▸ ASSIGNMENT: Output a character-exact copy of the data, images removed.

▸ EXERCISE MATERIALS:
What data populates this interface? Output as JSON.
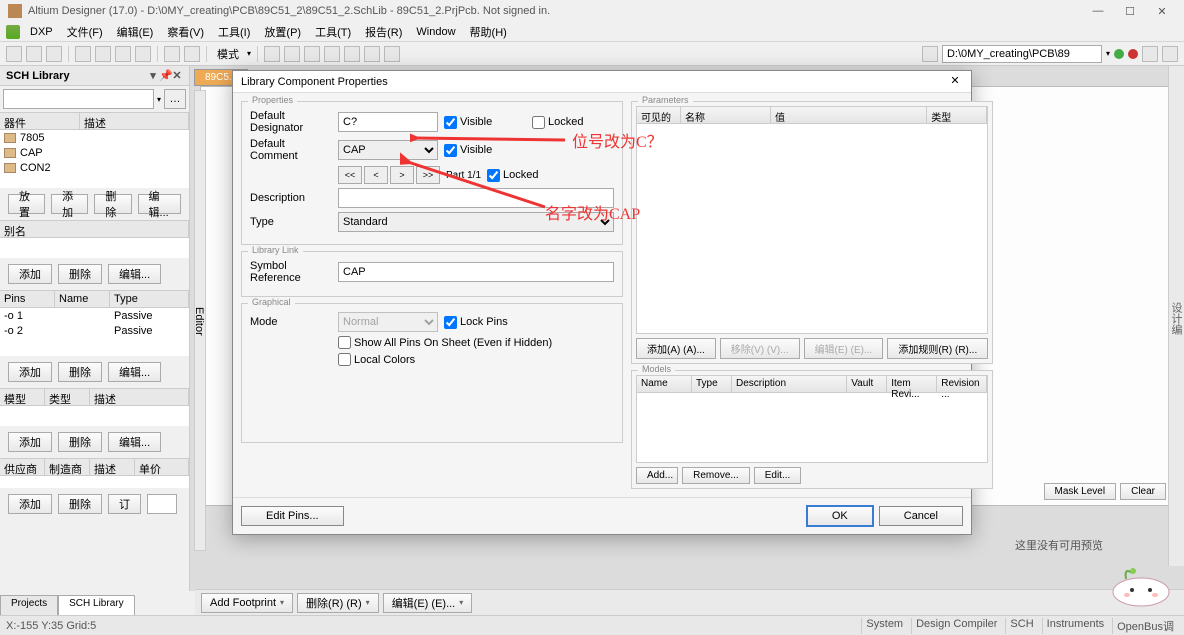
{
  "titlebar": {
    "title": "Altium Designer (17.0) - D:\\0MY_creating\\PCB\\89C51_2\\89C51_2.SchLib - 89C51_2.PrjPcb. Not signed in."
  },
  "menu": {
    "dxp": "DXP",
    "file": "文件(F)",
    "edit": "编辑(E)",
    "view": "察看(V)",
    "tools": "工具(I)",
    "place": "放置(P)",
    "arrange": "工具(T)",
    "report": "报告(R)",
    "window": "Window",
    "help": "帮助(H)"
  },
  "toolbar": {
    "mode": "模式",
    "path": "D:\\0MY_creating\\PCB\\89"
  },
  "leftpanel": {
    "title": "SCH Library",
    "listhdr": {
      "comp": "器件",
      "desc": "描述"
    },
    "components": [
      {
        "name": "7805"
      },
      {
        "name": "CAP"
      },
      {
        "name": "CON2"
      }
    ],
    "btns": {
      "place": "放置",
      "add": "添加",
      "del": "删除",
      "edit": "编辑..."
    },
    "aliaslbl": "别名",
    "alias_btns": {
      "add": "添加",
      "del": "删除",
      "edit": "编辑..."
    },
    "pinshdr": {
      "pins": "Pins",
      "name": "Name",
      "type": "Type"
    },
    "pins": [
      {
        "pin": "-o 1",
        "name": "",
        "type": "Passive"
      },
      {
        "pin": "-o 2",
        "name": "",
        "type": "Passive"
      }
    ],
    "pin_btns": {
      "add": "添加",
      "del": "删除",
      "edit": "编辑..."
    },
    "modelhdr": {
      "model": "模型",
      "type": "类型",
      "desc": "描述"
    },
    "model_btns": {
      "add": "添加",
      "del": "删除",
      "edit": "编辑..."
    },
    "supplierhdr": {
      "supplier": "供应商",
      "mfr": "制造商",
      "desc": "描述",
      "price": "单价"
    },
    "sup_btns": {
      "add": "添加",
      "del": "删除",
      "order": "订"
    }
  },
  "editor": {
    "label": "Editor",
    "model": "模型"
  },
  "bottomtabs": {
    "projects": "Projects",
    "schlib": "SCH Library"
  },
  "bottombar": {
    "addfoot": "Add Footprint",
    "del": "删除(R) (R)",
    "edit": "编辑(E) (E)..."
  },
  "statusbar": {
    "coords": "X:-155 Y:35  Grid:5",
    "r": [
      "System",
      "Design Compiler",
      "SCH",
      "Instruments",
      "OpenBus调"
    ]
  },
  "rightstatus": {
    "mask": "Mask Level",
    "clear": "Clear",
    "preview": "这里没有可用预览"
  },
  "dialog": {
    "title": "Library Component Properties",
    "groups": {
      "prop": "Properties",
      "libedit": "Library Link",
      "graphic": "Graphical",
      "param": "Parameters",
      "models": "Models"
    },
    "labels": {
      "defdes": "Default Designator",
      "defcom": "Default Comment",
      "desc": "Description",
      "type": "Type",
      "symref": "Symbol Reference",
      "mode": "Mode",
      "part": "Part 1/1"
    },
    "values": {
      "designator": "C?",
      "comment": "CAP",
      "type": "Standard",
      "symref": "CAP",
      "mode": "Normal"
    },
    "checks": {
      "visible1": "Visible",
      "locked1": "Locked",
      "visible2": "Visible",
      "locked2": "Locked",
      "showpins": "Show All Pins On Sheet (Even if Hidden)",
      "localcolors": "Local Colors",
      "lockpins": "Lock Pins"
    },
    "navbtns": {
      "first": "<<",
      "prev": "<",
      "next": ">",
      "last": ">>"
    },
    "paramhdr": {
      "visible": "可见的",
      "name": "名称",
      "value": "值",
      "type": "类型"
    },
    "parambtns": {
      "add": "添加(A) (A)...",
      "move": "移除(V) (V)...",
      "edit": "编辑(E) (E)...",
      "addrule": "添加规则(R) (R)..."
    },
    "modelhdr": {
      "name": "Name",
      "type": "Type",
      "desc": "Description",
      "vault": "Vault",
      "itemrev": "Item Revi...",
      "rev": "Revision ..."
    },
    "modelbtns": {
      "add": "Add...",
      "remove": "Remove...",
      "edit": "Edit..."
    },
    "footer": {
      "editpins": "Edit Pins...",
      "ok": "OK",
      "cancel": "Cancel"
    }
  },
  "annotations": {
    "a1": "位号改为C？",
    "a2": "名字改为CAP"
  },
  "sidetab": "设计编"
}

▸ YOUR SOLUTION:
What data populates this interface? Output as JSON.
{
  "titlebar": {
    "title": "Altium Designer (17.0) - D:\\0MY_creating\\PCB\\89C51_2\\89C51_2.SchLib - 89C51_2.PrjPcb. Not signed in."
  },
  "menu": {
    "dxp": "DXP",
    "file": "文件(F)",
    "edit": "编辑(E)",
    "view": "察看(V)",
    "tools": "工具(I)",
    "place": "放置(P)",
    "arrange": "工具(T)",
    "report": "报告(R)",
    "window": "Window",
    "help": "帮助(H)"
  },
  "toolbar": {
    "mode": "模式",
    "path": "D:\\0MY_creating\\PCB\\89"
  },
  "leftpanel": {
    "title": "SCH Library",
    "listhdr": {
      "comp": "器件",
      "desc": "描述"
    },
    "components": [
      {
        "name": "7805"
      },
      {
        "name": "CAP"
      },
      {
        "name": "CON2"
      }
    ],
    "btns": {
      "place": "放置",
      "add": "添加",
      "del": "删除",
      "edit": "编辑..."
    },
    "aliaslbl": "别名",
    "alias_btns": {
      "add": "添加",
      "del": "删除",
      "edit": "编辑..."
    },
    "pinshdr": {
      "pins": "Pins",
      "name": "Name",
      "type": "Type"
    },
    "pins": [
      {
        "pin": "-o 1",
        "name": "",
        "type": "Passive"
      },
      {
        "pin": "-o 2",
        "name": "",
        "type": "Passive"
      }
    ],
    "pin_btns": {
      "add": "添加",
      "del": "删除",
      "edit": "编辑..."
    },
    "modelhdr": {
      "model": "模型",
      "type": "类型",
      "desc": "描述"
    },
    "model_btns": {
      "add": "添加",
      "del": "删除",
      "edit": "编辑..."
    },
    "supplierhdr": {
      "supplier": "供应商",
      "mfr": "制造商",
      "desc": "描述",
      "price": "单价"
    },
    "sup_btns": {
      "add": "添加",
      "del": "删除",
      "order": "订"
    }
  },
  "editor": {
    "label": "Editor",
    "model": "模型"
  },
  "bottomtabs": {
    "projects": "Projects",
    "schlib": "SCH Library"
  },
  "bottombar": {
    "addfoot": "Add Footprint",
    "del": "删除(R) (R)",
    "edit": "编辑(E) (E)..."
  },
  "statusbar": {
    "coords": "X:-155 Y:35  Grid:5",
    "r": [
      "System",
      "Design Compiler",
      "SCH",
      "Instruments",
      "OpenBus调"
    ]
  },
  "rightstatus": {
    "mask": "Mask Level",
    "clear": "Clear",
    "preview": "这里没有可用预览"
  },
  "dialog": {
    "title": "Library Component Properties",
    "groups": {
      "prop": "Properties",
      "libedit": "Library Link",
      "graphic": "Graphical",
      "param": "Parameters",
      "models": "Models"
    },
    "labels": {
      "defdes": "Default Designator",
      "defcom": "Default Comment",
      "desc": "Description",
      "type": "Type",
      "symref": "Symbol Reference",
      "mode": "Mode",
      "part": "Part 1/1"
    },
    "values": {
      "designator": "C?",
      "comment": "CAP",
      "type": "Standard",
      "symref": "CAP",
      "mode": "Normal"
    },
    "checks": {
      "visible1": "Visible",
      "locked1": "Locked",
      "visible2": "Visible",
      "locked2": "Locked",
      "showpins": "Show All Pins On Sheet (Even if Hidden)",
      "localcolors": "Local Colors",
      "lockpins": "Lock Pins"
    },
    "navbtns": {
      "first": "<<",
      "prev": "<",
      "next": ">",
      "last": ">>"
    },
    "paramhdr": {
      "visible": "可见的",
      "name": "名称",
      "value": "值",
      "type": "类型"
    },
    "parambtns": {
      "add": "添加(A) (A)...",
      "move": "移除(V) (V)...",
      "edit": "编辑(E) (E)...",
      "addrule": "添加规则(R) (R)..."
    },
    "modelhdr": {
      "name": "Name",
      "type": "Type",
      "desc": "Description",
      "vault": "Vault",
      "itemrev": "Item Revi...",
      "rev": "Revision ..."
    },
    "modelbtns": {
      "add": "Add...",
      "remove": "Remove...",
      "edit": "Edit..."
    },
    "footer": {
      "editpins": "Edit Pins...",
      "ok": "OK",
      "cancel": "Cancel"
    }
  },
  "annotations": {
    "a1": "位号改为C？",
    "a2": "名字改为CAP"
  },
  "sidetab": "设计编"
}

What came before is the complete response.